Segment Start: ENTRIES SHOWN

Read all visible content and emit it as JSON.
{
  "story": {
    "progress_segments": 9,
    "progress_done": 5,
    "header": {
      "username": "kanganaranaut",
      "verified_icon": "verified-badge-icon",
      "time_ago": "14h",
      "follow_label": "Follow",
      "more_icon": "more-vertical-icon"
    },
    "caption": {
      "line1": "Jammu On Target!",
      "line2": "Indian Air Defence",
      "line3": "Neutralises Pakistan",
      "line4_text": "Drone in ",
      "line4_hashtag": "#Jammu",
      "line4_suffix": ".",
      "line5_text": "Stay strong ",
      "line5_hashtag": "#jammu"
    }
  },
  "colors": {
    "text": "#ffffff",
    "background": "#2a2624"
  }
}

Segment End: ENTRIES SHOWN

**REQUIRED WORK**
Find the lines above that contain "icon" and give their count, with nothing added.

**SOLUTION TO THIS PROBLEM**
2